Developers are cheering a package of reforms aimed at boosting Ketchikan’s housing supply that passed the Borough Assembly on Monday. The four-pronged measure is aimed at packing more people into residential lots amid a housing crunch.
Starting in mid-August, Ketchikan’s borough will allow four-plexes to be built in medium- or high-density residential zones without a public Planning Commission hearing as long as there’s at least one parking space available for each unit. That includes most residential lots within Ketchikan city limits, with the exception of the Shoreline Drive neighborhood and some undeveloped lots near Ketchikan Lakes.
Applications for triplexes in low-density zones, largely outside city limits, will also bypass a public hearing, as long as they adhere to the same one-space-per-unit parking minimum.
Residents will also be allowed to build so-called “detached accessory dwelling units,” or small homes that share a lot with a larger home, without a public hearing.
The measure also shrinks the necessary lot size for a custom residential zoning system known as a “planned unit development” from two acres to 10,000 square feet, or about a quarter of an acre. Borough officials say that could allow for the development of tiny home parks within the borough.
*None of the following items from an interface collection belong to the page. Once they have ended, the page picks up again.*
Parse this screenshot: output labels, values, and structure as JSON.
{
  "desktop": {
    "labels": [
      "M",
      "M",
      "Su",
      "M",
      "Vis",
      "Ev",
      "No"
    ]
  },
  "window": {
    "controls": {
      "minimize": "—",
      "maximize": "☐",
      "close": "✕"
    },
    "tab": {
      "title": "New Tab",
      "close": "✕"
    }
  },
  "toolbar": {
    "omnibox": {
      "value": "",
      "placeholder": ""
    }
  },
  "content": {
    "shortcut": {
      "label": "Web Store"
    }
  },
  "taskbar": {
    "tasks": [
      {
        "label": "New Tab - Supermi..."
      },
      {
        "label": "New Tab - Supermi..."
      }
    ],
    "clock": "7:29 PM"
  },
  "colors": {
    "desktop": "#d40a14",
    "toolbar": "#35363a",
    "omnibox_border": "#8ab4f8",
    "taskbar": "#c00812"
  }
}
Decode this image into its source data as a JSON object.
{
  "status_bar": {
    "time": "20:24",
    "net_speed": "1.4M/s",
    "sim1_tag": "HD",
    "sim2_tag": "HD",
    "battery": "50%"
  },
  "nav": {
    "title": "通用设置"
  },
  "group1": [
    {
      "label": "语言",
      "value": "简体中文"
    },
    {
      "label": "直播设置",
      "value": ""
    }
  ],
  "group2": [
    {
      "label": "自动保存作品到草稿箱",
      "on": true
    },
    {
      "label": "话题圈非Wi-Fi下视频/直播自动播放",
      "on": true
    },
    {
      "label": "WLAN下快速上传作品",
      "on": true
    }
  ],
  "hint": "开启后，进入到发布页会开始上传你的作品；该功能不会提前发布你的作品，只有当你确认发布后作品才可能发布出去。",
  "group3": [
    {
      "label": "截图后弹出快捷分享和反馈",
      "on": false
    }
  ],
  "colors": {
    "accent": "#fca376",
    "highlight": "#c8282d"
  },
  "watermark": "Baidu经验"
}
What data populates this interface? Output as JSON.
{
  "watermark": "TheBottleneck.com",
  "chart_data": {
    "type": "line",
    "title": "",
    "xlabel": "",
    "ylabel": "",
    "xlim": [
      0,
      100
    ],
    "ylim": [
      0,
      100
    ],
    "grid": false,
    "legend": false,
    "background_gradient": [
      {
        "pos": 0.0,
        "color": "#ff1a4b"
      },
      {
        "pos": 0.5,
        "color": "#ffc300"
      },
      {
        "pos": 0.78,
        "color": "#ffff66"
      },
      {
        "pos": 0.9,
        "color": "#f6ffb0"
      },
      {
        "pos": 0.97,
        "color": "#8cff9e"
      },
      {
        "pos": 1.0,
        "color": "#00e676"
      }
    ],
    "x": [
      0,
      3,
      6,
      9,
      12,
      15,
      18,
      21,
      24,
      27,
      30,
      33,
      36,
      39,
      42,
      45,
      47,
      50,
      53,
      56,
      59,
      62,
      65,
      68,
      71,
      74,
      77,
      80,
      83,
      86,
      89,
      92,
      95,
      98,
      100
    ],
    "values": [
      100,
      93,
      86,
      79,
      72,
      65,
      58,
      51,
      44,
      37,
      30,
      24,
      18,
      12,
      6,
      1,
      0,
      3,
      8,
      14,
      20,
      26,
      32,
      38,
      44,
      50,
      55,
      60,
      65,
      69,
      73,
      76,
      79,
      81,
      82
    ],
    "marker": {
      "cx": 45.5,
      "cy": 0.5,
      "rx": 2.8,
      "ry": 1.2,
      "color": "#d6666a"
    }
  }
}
Developer Bruce Hattrick welcomed the plan during the Aug. 1 assembly meeting. He said Ketchikan’s steep, rocky terrain makes it difficult and expensive to develop new lots.
“I think it would help you a lot in the city of Ketchikan or even the whole borough, if you could be able to put more housing on the lot you already have. I mean, you’ve got to do something to alleviate the housing crisis,” he said.
Assembly member David Landis said he’d heard no pushback on the plan.
“This is what we asked for. And this is what we got and I haven’t heard anyone that doesn’t think this is a good idea,” he said.
The housing reforms passed unanimously.
In other business, the assembly declined to move forward with a plan to give homeowners a break on their property taxes while bringing in more revenue from businesses and rental properties.
Borough Mayor Rodney Dial floated the plan last month as part of a larger effort to bring in more revenue for the borough’s education fund. The account is expected to get close to its statutory $2 million minimum balance next year after years of deficits.
Assembly member Jaimie Palmer said she was concerned that higher taxes on rental properties would lead to higher rents, and that would prevent young people from moving home after college or trade school.
“Rent is ridiculous,” she said. “I don’t want to do anything to prohibit people from coming home and bringing those skills to the community. And I think that’s what this will do — shifting it over to those folks.”
The borough’s assistant manager told KRBD last month that taxes on a $300,000 rental home or business would have to go up by an estimated $210 a year to support the tax break for homeowners — and that’s just to break even, without any additional revenue for the education fund.
Assembly members voted 6-1 to nix the proposal. Assembly member Jeremy Bynum was the only vote in favor of the plan. He said he saw it as a way to hike taxes on owners of short-term rentals.
“We’ve talked in depth about rentals and Vrbos, Airbnbs, and how those are putting negative pressure on housing, and this is an opportunity to have those pay a little bit more of their share,” he said.
The assembly’s next meeting is scheduled for August 15.